INSTRUCTIONS FOR THE TASK: Return every line below as is, leaving out the pictures.

Top of MATERIAL FOR THE TASK

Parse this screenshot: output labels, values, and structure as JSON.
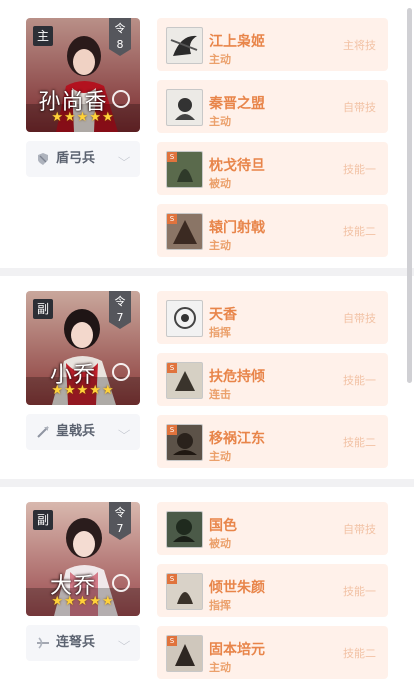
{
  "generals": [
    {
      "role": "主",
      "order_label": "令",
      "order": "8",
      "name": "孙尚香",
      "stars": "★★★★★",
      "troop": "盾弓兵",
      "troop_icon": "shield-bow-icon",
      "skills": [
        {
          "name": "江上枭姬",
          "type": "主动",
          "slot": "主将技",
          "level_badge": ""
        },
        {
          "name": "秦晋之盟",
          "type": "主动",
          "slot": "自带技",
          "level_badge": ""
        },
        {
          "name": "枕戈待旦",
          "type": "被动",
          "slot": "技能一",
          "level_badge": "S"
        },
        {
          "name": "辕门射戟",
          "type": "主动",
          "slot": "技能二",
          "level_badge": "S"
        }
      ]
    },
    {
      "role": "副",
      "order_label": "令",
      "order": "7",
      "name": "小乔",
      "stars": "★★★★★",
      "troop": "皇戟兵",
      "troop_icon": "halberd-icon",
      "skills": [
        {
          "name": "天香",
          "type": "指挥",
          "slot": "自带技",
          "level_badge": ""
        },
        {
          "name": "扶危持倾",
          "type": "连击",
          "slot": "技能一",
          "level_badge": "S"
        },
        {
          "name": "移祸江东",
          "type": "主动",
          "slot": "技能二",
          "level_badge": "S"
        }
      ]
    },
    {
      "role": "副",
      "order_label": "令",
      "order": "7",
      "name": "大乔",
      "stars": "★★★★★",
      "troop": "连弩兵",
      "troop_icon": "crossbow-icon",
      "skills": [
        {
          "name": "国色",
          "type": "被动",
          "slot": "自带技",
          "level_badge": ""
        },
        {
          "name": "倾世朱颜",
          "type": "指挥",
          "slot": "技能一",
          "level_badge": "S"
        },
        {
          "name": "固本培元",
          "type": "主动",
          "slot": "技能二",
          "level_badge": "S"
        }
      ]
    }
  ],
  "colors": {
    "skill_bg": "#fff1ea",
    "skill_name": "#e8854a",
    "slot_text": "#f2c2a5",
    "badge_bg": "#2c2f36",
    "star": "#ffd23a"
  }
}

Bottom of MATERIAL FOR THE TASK

SOLUTION:
Parse this screenshot: output labels, values, and structure as JSON.
{
  "generals": [
    {
      "role": "主",
      "order_label": "令",
      "order": "8",
      "name": "孙尚香",
      "stars": "★★★★★",
      "troop": "盾弓兵",
      "troop_icon": "shield-bow-icon",
      "skills": [
        {
          "name": "江上枭姬",
          "type": "主动",
          "slot": "主将技",
          "level_badge": ""
        },
        {
          "name": "秦晋之盟",
          "type": "主动",
          "slot": "自带技",
          "level_badge": ""
        },
        {
          "name": "枕戈待旦",
          "type": "被动",
          "slot": "技能一",
          "level_badge": "S"
        },
        {
          "name": "辕门射戟",
          "type": "主动",
          "slot": "技能二",
          "level_badge": "S"
        }
      ]
    },
    {
      "role": "副",
      "order_label": "令",
      "order": "7",
      "name": "小乔",
      "stars": "★★★★★",
      "troop": "皇戟兵",
      "troop_icon": "halberd-icon",
      "skills": [
        {
          "name": "天香",
          "type": "指挥",
          "slot": "自带技",
          "level_badge": ""
        },
        {
          "name": "扶危持倾",
          "type": "连击",
          "slot": "技能一",
          "level_badge": "S"
        },
        {
          "name": "移祸江东",
          "type": "主动",
          "slot": "技能二",
          "level_badge": "S"
        }
      ]
    },
    {
      "role": "副",
      "order_label": "令",
      "order": "7",
      "name": "大乔",
      "stars": "★★★★★",
      "troop": "连弩兵",
      "troop_icon": "crossbow-icon",
      "skills": [
        {
          "name": "国色",
          "type": "被动",
          "slot": "自带技",
          "level_badge": ""
        },
        {
          "name": "倾世朱颜",
          "type": "指挥",
          "slot": "技能一",
          "level_badge": "S"
        },
        {
          "name": "固本培元",
          "type": "主动",
          "slot": "技能二",
          "level_badge": "S"
        }
      ]
    }
  ],
  "colors": {
    "skill_bg": "#fff1ea",
    "skill_name": "#e8854a",
    "slot_text": "#f2c2a5",
    "badge_bg": "#2c2f36",
    "star": "#ffd23a"
  }
}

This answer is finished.